It’s hard to think, as we’re in the depths of winter, that it’s only a few months since we were basking in the brilliant colours of autumn!
Even though I’m really enjoying brisk refreshing walks and getting out in below zero temperatures, I’ve been looking at some pictures from before the snow. I still have quite a few to process but thought I’d post some for a bit of light entertainment.
These were all taken on the Bruce Peninsula, mainly around Tobermory. It’s a lovely area to explore, full of rocks, beaches, forest, trails and waterfalls. The late afternoon light in some of the pictures brings out luscious golden hues, warm and inviting.
So now I’ve discovered Morland Place! I can’t remember how many times I’ve caught sight of this curious-looking wood building with a bell-tower, set back from the road. Driving along Grey County Road 18 near Owen Sound, I finally managed to investigate it when I decided to make a stop at Inglis Falls, which is almost next door.
I reached Morland Place through an unobtrusive driveway off the main road. I came up to a fascinating collection of buildings and gardens that looked like something from a film set. The original stone house was built around 1920 as the home of the McCallum family. It was eventually bought by the More family in 1945 and they remain the owners now. Over time, numerous buildings have been added including the elaborate , gothic-looking extension to the house, built in 1870’s Georgian Regency style, complete with another bell-tower, or two.

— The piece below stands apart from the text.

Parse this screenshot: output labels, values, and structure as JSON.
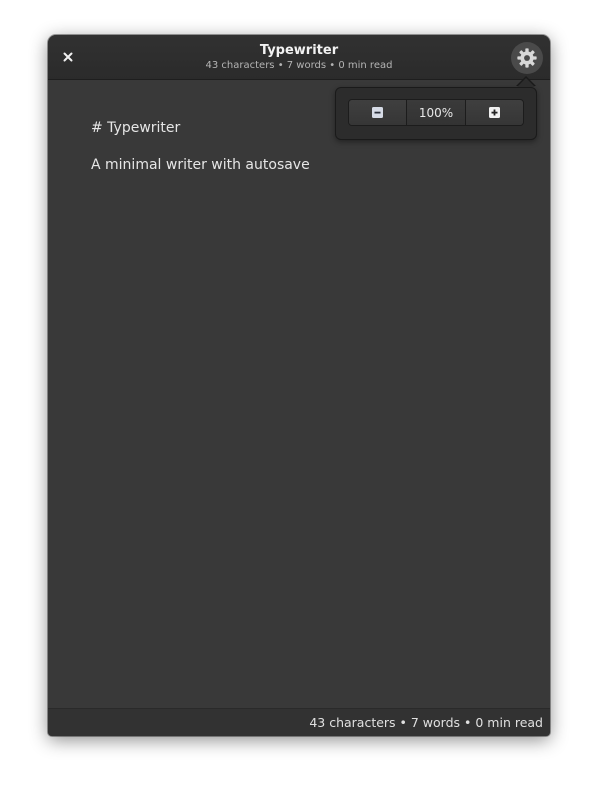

Although the house was closed to visitors when I went, the elaborate and extensive gardens were open and were great to wander around in. All sorts of hedges, plants, gardens and tons of pots and statues everywhere. There is also a maze, though I didn’t get to that. I did wander around the ornate barn-like buildings and along the cornfields at the back, though. It was a beautiful autumn day with brilliant sunshine, and bright colours that highlighted the quirky nature of this place.
I’ll be going back for another visit, to do a bit more exploring. It’s well worth the trip!
I’ve noticed how I focus on various themes and locations and how I’ve subconsciously avoided doing much work about Toronto life. I wonder if it’s because it’s too obvious, as I live here, and the fact that I see so many pictures of it. I think though, that you can say that about any place. Realistically, it’s probably because I’ve been trying to work out my own particular angle and interpretation.
As Toronto is a big city you can find examples of all sorts things. Industry, housing, arts, cultures, pretty much anything. As usual, I tend to the more industrial and derelict areas but I like all the vibrance and diversity of so many aspects of it. I’m also a bit preoccupied by the amount of green space and conservation around the city, which I love and am fascinated by. You’ve got to love old, solid, historic buildings being used as the basis of new ventures, and wetlands and nature being nurtured amidst an expanding metropolis. I’ve noticed many of my Toronto life photos focus on the conservation and nature areas that many people might not think of as the landmarks of the city. But they’re there and they’re remarkable. I keep seeing butterfly gardens, often running alongside new condo developments!
Anyway, apart from that focus, I’m also working on some new composites based on Toronto, that bring in many of its different features. The one at the top of this post is the first. I could explain my thinking but I’ll leave it to others to untangle. Look closely and see what you can find.
People learn about many things and in so many different ways. Learning about photography can be just as varied.
I’ve always edged towards more artistic interests, as opposed to sports, sciences etc. Things that engaged me when I was at school and after, tended to be arts subjects – literature, music, history, art, maybe with the odd touch of geography thrown in, and gradually a lot of politics and social issues. After I bought my first camera, many of these things influenced how and what I took pictures of. Sometimes the people around me, but more often, the environment I live in. The old and the new, derelict and rebuilt, bright and dull.
Over time, and with the help of some structured learning through courses and workshops, practice and experience, my photographic skills evolved (I hope..) and my ideas have advanced. I am a stubbornly independent learner, but can still benefit from some group and structured learning.
Photography is a very popular and accessible subject these days, and one most people can indulge in to some extent. The rise of digital cameras, phone cameras etc has allowed for instant images at the drop of a hat. That said, there are courses and workshops for learning about photography to suit all levels of interest and capacity, including how to make best use of your phone camera, introduction to lighting, taking portraits, composition and so on.
A really good place to start, if you’re wanting to learn about making or improving your photographs is The Ultimate Beginner’s Guide to Photography. This will introduce you to different types of equipment to help you choose a camera you can work with, basic camera features and it’ll give you some great guidance on a range of subjects and composition. Take a look! You can find it at https://hobbyhelp.com/photography/